**DESCRIPTION OF THE TASK:**
What lines below contain the string "mode"? List them all.

**EXTRACTED INFORMATION:**
==*==
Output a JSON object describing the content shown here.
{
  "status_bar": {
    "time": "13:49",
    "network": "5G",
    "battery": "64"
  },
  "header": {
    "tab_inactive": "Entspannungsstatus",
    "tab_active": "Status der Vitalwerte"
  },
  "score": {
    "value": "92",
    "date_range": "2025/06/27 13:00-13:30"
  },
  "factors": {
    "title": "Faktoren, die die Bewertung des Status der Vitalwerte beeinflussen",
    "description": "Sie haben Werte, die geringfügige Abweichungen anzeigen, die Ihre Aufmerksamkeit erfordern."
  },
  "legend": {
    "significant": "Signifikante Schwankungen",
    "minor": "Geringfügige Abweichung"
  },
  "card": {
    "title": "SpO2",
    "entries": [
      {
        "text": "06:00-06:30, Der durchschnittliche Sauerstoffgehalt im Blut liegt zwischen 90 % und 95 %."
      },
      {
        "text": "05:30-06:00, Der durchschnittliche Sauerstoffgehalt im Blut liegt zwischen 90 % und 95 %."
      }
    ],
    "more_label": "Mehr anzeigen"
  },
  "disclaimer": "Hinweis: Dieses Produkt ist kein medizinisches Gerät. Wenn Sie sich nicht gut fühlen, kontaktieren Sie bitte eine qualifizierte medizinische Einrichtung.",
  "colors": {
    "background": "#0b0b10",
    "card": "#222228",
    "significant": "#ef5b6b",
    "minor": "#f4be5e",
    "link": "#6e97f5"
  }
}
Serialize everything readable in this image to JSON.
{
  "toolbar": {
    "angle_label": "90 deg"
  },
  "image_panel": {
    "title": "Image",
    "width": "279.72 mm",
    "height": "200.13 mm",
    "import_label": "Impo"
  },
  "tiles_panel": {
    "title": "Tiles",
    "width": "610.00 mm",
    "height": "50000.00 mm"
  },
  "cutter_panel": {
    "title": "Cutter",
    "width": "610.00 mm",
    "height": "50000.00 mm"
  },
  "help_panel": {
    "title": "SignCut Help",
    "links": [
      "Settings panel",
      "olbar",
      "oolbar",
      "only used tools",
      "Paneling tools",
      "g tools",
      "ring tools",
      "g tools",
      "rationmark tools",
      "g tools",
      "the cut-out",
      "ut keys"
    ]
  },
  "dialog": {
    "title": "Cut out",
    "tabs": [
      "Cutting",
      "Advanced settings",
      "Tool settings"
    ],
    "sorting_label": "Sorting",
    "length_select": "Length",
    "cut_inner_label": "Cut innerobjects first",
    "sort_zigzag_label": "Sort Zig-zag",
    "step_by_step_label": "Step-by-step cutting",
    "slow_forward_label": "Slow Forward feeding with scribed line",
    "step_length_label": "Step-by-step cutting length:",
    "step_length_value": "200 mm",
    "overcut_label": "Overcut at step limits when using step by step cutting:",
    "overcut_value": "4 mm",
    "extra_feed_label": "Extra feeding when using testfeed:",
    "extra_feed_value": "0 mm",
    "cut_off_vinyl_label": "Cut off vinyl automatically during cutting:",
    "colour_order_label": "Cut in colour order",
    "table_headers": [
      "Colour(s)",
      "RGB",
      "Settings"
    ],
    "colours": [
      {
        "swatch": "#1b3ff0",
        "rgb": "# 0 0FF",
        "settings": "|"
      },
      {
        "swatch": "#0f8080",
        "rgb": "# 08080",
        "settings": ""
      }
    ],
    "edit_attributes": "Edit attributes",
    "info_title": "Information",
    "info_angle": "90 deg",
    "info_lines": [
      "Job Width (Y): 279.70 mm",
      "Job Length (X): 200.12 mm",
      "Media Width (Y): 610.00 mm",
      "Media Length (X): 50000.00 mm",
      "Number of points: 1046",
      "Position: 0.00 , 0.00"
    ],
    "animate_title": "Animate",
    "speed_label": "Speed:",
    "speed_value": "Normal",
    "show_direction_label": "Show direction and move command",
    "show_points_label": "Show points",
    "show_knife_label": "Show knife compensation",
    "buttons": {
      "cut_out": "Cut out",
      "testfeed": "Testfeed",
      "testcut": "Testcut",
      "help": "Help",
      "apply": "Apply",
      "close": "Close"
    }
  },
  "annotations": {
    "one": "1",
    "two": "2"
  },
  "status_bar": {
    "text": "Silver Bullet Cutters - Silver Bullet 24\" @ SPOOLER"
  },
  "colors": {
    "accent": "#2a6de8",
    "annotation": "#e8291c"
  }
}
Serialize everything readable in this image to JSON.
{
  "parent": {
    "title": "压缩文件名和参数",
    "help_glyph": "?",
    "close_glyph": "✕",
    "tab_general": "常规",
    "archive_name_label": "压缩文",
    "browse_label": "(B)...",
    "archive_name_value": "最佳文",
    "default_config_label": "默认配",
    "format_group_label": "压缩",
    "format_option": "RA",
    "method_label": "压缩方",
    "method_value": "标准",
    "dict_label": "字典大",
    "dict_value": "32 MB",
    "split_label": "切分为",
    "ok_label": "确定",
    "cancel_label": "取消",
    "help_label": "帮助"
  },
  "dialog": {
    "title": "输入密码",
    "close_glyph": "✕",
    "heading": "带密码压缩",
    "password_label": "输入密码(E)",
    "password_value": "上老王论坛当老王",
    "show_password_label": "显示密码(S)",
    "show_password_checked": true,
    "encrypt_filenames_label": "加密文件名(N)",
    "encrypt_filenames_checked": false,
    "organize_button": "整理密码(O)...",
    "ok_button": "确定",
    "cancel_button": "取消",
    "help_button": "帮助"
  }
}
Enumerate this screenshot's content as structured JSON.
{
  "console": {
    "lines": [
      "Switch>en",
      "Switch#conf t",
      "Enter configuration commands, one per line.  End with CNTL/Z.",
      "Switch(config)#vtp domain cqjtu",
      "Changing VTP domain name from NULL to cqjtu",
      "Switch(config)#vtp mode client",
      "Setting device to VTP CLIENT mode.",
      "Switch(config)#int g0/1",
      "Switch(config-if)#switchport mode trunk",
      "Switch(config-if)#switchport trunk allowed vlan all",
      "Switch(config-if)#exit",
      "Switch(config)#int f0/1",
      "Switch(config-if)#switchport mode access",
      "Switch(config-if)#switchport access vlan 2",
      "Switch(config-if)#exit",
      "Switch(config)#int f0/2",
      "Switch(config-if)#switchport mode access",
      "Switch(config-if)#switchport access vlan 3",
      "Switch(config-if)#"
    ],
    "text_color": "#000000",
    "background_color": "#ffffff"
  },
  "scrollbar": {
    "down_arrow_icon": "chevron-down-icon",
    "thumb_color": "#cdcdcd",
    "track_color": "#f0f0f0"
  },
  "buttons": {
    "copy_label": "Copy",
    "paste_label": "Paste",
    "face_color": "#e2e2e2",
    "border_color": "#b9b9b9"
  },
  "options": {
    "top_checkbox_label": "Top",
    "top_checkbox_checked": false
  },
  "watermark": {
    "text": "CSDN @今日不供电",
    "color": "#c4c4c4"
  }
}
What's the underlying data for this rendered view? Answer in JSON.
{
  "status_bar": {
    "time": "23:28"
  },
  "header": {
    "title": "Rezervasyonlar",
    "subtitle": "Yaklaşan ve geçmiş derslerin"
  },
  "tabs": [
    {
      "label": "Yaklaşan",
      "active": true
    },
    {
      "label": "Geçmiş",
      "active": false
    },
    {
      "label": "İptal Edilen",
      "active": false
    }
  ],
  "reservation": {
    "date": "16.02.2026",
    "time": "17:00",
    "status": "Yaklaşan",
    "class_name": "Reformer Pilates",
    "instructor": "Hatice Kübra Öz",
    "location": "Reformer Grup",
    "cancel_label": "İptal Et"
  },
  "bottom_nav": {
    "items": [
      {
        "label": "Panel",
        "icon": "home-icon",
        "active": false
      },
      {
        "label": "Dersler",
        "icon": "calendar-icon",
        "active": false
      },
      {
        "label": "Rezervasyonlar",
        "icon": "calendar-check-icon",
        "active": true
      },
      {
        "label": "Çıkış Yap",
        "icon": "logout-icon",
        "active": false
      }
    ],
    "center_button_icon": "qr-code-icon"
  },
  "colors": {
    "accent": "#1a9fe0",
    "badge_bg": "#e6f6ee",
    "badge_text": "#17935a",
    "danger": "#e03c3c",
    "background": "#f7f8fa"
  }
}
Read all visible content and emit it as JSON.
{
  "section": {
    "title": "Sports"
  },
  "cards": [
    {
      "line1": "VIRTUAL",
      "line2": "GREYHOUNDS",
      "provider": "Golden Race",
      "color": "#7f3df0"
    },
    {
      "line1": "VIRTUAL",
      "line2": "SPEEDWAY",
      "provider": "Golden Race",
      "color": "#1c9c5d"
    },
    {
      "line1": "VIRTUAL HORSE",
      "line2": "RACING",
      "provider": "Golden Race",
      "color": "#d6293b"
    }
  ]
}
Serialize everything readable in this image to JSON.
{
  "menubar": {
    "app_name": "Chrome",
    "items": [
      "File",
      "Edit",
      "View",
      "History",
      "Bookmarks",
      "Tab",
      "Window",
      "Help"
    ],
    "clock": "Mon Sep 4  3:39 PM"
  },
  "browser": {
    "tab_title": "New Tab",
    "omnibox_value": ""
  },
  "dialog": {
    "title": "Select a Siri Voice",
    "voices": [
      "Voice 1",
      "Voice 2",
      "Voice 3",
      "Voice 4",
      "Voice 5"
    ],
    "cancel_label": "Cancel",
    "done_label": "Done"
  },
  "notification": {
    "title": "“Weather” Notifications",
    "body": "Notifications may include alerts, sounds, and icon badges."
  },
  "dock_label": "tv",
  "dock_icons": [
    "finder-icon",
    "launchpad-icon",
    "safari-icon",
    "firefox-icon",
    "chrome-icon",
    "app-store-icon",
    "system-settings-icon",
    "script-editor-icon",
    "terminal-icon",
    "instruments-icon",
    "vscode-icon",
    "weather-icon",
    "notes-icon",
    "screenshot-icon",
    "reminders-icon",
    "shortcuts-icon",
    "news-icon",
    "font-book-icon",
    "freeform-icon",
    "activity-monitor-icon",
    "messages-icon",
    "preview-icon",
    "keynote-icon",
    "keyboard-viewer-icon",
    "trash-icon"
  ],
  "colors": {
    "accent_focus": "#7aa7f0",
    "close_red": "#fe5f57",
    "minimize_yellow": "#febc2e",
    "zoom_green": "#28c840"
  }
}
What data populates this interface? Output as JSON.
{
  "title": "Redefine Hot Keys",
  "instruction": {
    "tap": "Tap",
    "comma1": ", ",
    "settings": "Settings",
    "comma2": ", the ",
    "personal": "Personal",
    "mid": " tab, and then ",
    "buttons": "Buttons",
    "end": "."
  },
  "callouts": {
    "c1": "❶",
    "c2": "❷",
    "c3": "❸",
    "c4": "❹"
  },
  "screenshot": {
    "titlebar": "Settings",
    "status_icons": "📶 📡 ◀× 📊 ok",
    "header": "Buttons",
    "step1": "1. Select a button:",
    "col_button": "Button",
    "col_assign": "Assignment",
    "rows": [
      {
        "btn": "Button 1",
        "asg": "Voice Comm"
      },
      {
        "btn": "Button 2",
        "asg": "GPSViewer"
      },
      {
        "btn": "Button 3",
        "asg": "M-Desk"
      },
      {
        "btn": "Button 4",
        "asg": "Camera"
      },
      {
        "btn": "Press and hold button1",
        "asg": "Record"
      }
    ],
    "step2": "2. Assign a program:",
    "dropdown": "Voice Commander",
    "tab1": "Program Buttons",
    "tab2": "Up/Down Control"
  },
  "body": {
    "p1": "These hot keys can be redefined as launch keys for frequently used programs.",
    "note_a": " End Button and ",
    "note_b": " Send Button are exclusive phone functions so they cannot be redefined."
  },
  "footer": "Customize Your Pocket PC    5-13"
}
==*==
**EXERCISE OUTPUT:**
      "Switch(config)#vtp mode client",
      "Setting device to VTP CLIENT mode.",
      "Switch(config-if)#switchport mode trunk",
      "Switch(config-if)#switchport mode access",
      "Switch(config-if)#switchport mode access",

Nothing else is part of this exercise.